- Assignment
From the first line to the last, return the data exactly, with no pictures.
(Entries supplied begins)
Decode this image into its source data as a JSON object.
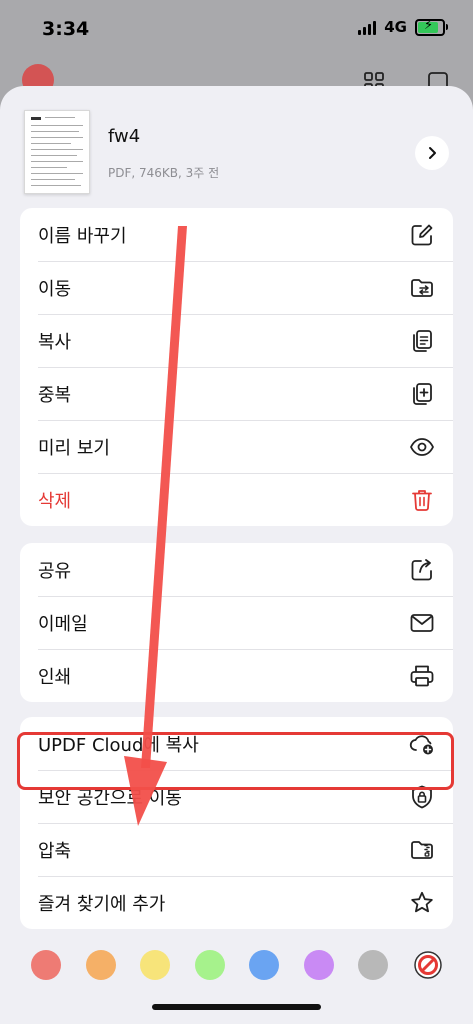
{
  "status": {
    "time": "3:34",
    "network": "4G"
  },
  "file": {
    "name": "fw4",
    "meta": "PDF, 746KB, 3주 전"
  },
  "groups": [
    {
      "items": [
        {
          "label": "이름 바꾸기",
          "icon": "rename-icon"
        },
        {
          "label": "이동",
          "icon": "move-folder-icon"
        },
        {
          "label": "복사",
          "icon": "copy-icon"
        },
        {
          "label": "중복",
          "icon": "duplicate-icon"
        },
        {
          "label": "미리 보기",
          "icon": "eye-icon"
        },
        {
          "label": "삭제",
          "icon": "trash-icon"
        }
      ]
    },
    {
      "items": [
        {
          "label": "공유",
          "icon": "share-icon"
        },
        {
          "label": "이메일",
          "icon": "mail-icon"
        },
        {
          "label": "인쇄",
          "icon": "printer-icon"
        }
      ]
    },
    {
      "items": [
        {
          "label": "UPDF Cloud에 복사",
          "icon": "cloud-add-icon"
        },
        {
          "label": "보안 공간으로 이동",
          "icon": "shield-lock-icon"
        },
        {
          "label": "압축",
          "icon": "zip-folder-icon"
        },
        {
          "label": "즐겨 찾기에 추가",
          "icon": "star-icon"
        }
      ]
    }
  ],
  "colors": {
    "danger": "#e53935",
    "swatches": [
      "#ee7b74",
      "#f5b067",
      "#f7e47a",
      "#a6f28c",
      "#6aa4f2",
      "#c98af4",
      "#b8b8b8"
    ],
    "no_color_icon": "no-color-icon"
  }
}
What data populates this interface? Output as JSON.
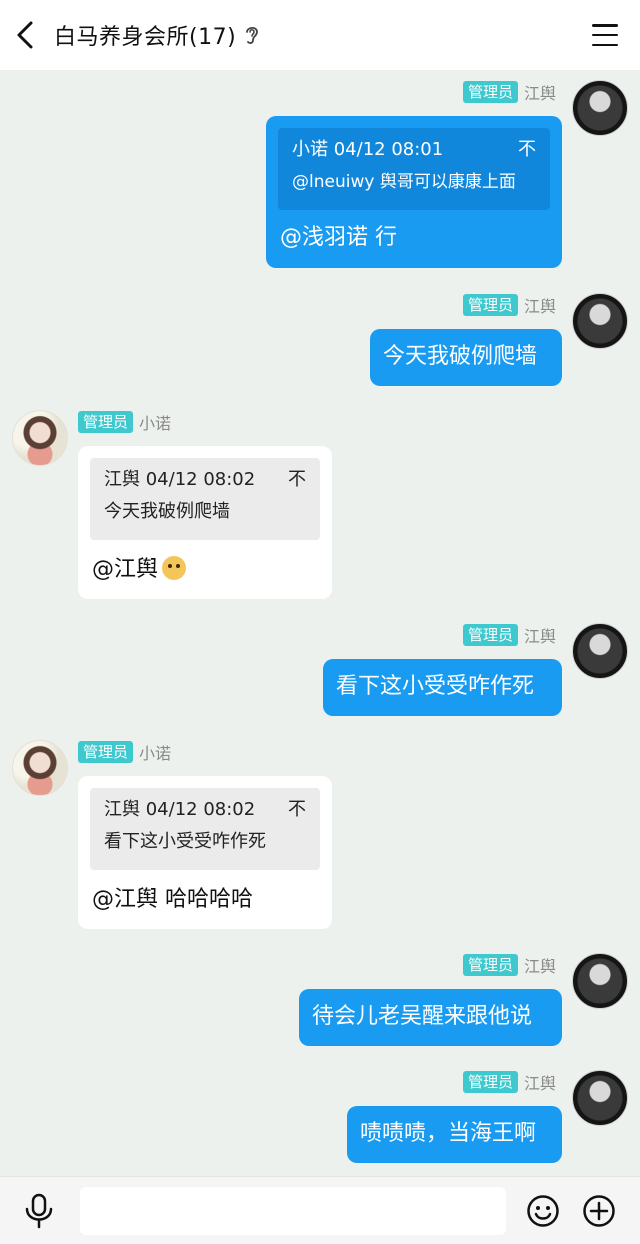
{
  "header": {
    "title": "白马养身会所(17)",
    "back_icon": "back-arrow-icon",
    "ear_icon": "ear-icon",
    "menu_icon": "menu-icon"
  },
  "messages": [
    {
      "side": "right",
      "badge": "管理员",
      "sender": "江舆",
      "quote_head": "小诺 04/12 08:01",
      "quote_body": "@lneuiwy 舆哥可以康康上面",
      "text": "@浅羽诺 行"
    },
    {
      "side": "right",
      "badge": "管理员",
      "sender": "江舆",
      "text": "今天我破例爬墙"
    },
    {
      "side": "left",
      "badge": "管理员",
      "sender": "小诺",
      "quote_head": "江舆 04/12 08:02",
      "quote_body": "今天我破例爬墙",
      "text": "@江舆"
    },
    {
      "side": "right",
      "badge": "管理员",
      "sender": "江舆",
      "text": "看下这小受受咋作死"
    },
    {
      "side": "left",
      "badge": "管理员",
      "sender": "小诺",
      "quote_head": "江舆 04/12 08:02",
      "quote_body": "看下这小受受咋作死",
      "text": "@江舆 哈哈哈哈"
    },
    {
      "side": "right",
      "badge": "管理员",
      "sender": "江舆",
      "text": "待会儿老吴醒来跟他说"
    },
    {
      "side": "right",
      "badge": "管理员",
      "sender": "江舆",
      "text": "啧啧啧，当海王啊"
    }
  ],
  "quote_pin": "不",
  "bottom": {
    "input_placeholder": "",
    "mic_icon": "microphone-icon",
    "emoji_icon": "emoji-icon",
    "plus_icon": "plus-icon"
  },
  "colors": {
    "accent_blue": "#1a9bf2",
    "badge_teal": "#3ec9cf",
    "background": "#edf1ee"
  }
}
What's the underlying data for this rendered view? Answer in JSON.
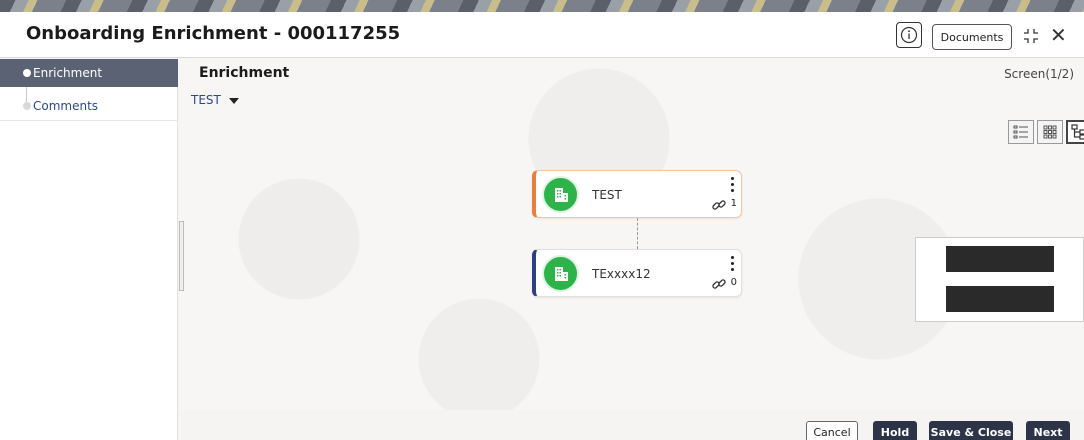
{
  "header": {
    "title": "Onboarding Enrichment - 000117255",
    "documents_label": "Documents",
    "info_icon": "info-icon",
    "expand_icon": "expand-icon",
    "close_glyph": "✕"
  },
  "sidebar": {
    "items": [
      {
        "label": "Enrichment",
        "active": true
      },
      {
        "label": "Comments",
        "active": false
      }
    ]
  },
  "main": {
    "title": "Enrichment",
    "screen_indicator": "Screen(1/2)",
    "dropdown_value": "TEST",
    "view_modes": [
      "list-view-icon",
      "grid-view-icon",
      "tree-view-icon"
    ],
    "nodes": [
      {
        "label": "TEST",
        "link_count": "1",
        "accent": "#ef7d3a"
      },
      {
        "label": "TExxxx12",
        "link_count": "0",
        "accent": "#2e3f8a"
      }
    ]
  },
  "footer": {
    "cancel": "Cancel",
    "hold": "Hold",
    "save_close": "Save & Close",
    "next": "Next"
  },
  "colors": {
    "primary_button": "#2d3448",
    "active_sidebar": "#5a6274",
    "node_avatar": "#2db34a"
  }
}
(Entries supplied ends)
- Response to the exercise
Decode this image into its source data as a JSON object.
{
  "status": {
    "time": "3:34",
    "network": "4G"
  },
  "file": {
    "name": "fw4",
    "meta": "PDF, 746KB, 3주 전"
  },
  "groups": [
    {
      "items": [
        {
          "label": "이름 바꾸기",
          "icon": "rename-icon"
        },
        {
          "label": "이동",
          "icon": "move-folder-icon"
        },
        {
          "label": "복사",
          "icon": "copy-icon"
        },
        {
          "label": "중복",
          "icon": "duplicate-icon"
        },
        {
          "label": "미리 보기",
          "icon": "eye-icon"
        },
        {
          "label": "삭제",
          "icon": "trash-icon"
        }
      ]
    },
    {
      "items": [
        {
          "label": "공유",
          "icon": "share-icon"
        },
        {
          "label": "이메일",
          "icon": "mail-icon"
        },
        {
          "label": "인쇄",
          "icon": "printer-icon"
        }
      ]
    },
    {
      "items": [
        {
          "label": "UPDF Cloud에 복사",
          "icon": "cloud-add-icon"
        },
        {
          "label": "보안 공간으로 이동",
          "icon": "shield-lock-icon"
        },
        {
          "label": "압축",
          "icon": "zip-folder-icon"
        },
        {
          "label": "즐겨 찾기에 추가",
          "icon": "star-icon"
        }
      ]
    }
  ],
  "colors": {
    "danger": "#e53935",
    "swatches": [
      "#ee7b74",
      "#f5b067",
      "#f7e47a",
      "#a6f28c",
      "#6aa4f2",
      "#c98af4",
      "#b8b8b8"
    ],
    "no_color_icon": "no-color-icon"
  }
}
What data populates this interface? Output as JSON.
{
  "header": {
    "title": "白马养身会所(17)",
    "back_icon": "back-arrow-icon",
    "ear_icon": "ear-icon",
    "menu_icon": "menu-icon"
  },
  "messages": [
    {
      "side": "right",
      "badge": "管理员",
      "sender": "江舆",
      "quote_head": "小诺 04/12 08:01",
      "quote_body": "@lneuiwy 舆哥可以康康上面",
      "text": "@浅羽诺 行"
    },
    {
      "side": "right",
      "badge": "管理员",
      "sender": "江舆",
      "text": "今天我破例爬墙"
    },
    {
      "side": "left",
      "badge": "管理员",
      "sender": "小诺",
      "quote_head": "江舆 04/12 08:02",
      "quote_body": "今天我破例爬墙",
      "text": "@江舆"
    },
    {
      "side": "right",
      "badge": "管理员",
      "sender": "江舆",
      "text": "看下这小受受咋作死"
    },
    {
      "side": "left",
      "badge": "管理员",
      "sender": "小诺",
      "quote_head": "江舆 04/12 08:02",
      "quote_body": "看下这小受受咋作死",
      "text": "@江舆 哈哈哈哈"
    },
    {
      "side": "right",
      "badge": "管理员",
      "sender": "江舆",
      "text": "待会儿老吴醒来跟他说"
    },
    {
      "side": "right",
      "badge": "管理员",
      "sender": "江舆",
      "text": "啧啧啧，当海王啊"
    }
  ],
  "quote_pin": "不",
  "bottom": {
    "input_placeholder": "",
    "mic_icon": "microphone-icon",
    "emoji_icon": "emoji-icon",
    "plus_icon": "plus-icon"
  },
  "colors": {
    "accent_blue": "#1a9bf2",
    "badge_teal": "#3ec9cf",
    "background": "#edf1ee"
  }
}
What's the underlying data for this rendered view? Answer in JSON.
{
  "header": {
    "title": "Onboarding Enrichment - 000117255",
    "documents_label": "Documents",
    "info_icon": "info-icon",
    "expand_icon": "expand-icon",
    "close_glyph": "✕"
  },
  "sidebar": {
    "items": [
      {
        "label": "Enrichment",
        "active": true
      },
      {
        "label": "Comments",
        "active": false
      }
    ]
  },
  "main": {
    "title": "Enrichment",
    "screen_indicator": "Screen(1/2)",
    "dropdown_value": "TEST",
    "view_modes": [
      "list-view-icon",
      "grid-view-icon",
      "tree-view-icon"
    ],
    "nodes": [
      {
        "label": "TEST",
        "link_count": "1",
        "accent": "#ef7d3a"
      },
      {
        "label": "TExxxx12",
        "link_count": "0",
        "accent": "#2e3f8a"
      }
    ]
  },
  "footer": {
    "cancel": "Cancel",
    "hold": "Hold",
    "save_close": "Save & Close",
    "next": "Next"
  },
  "colors": {
    "primary_button": "#2d3448",
    "active_sidebar": "#5a6274",
    "node_avatar": "#2db34a"
  }
}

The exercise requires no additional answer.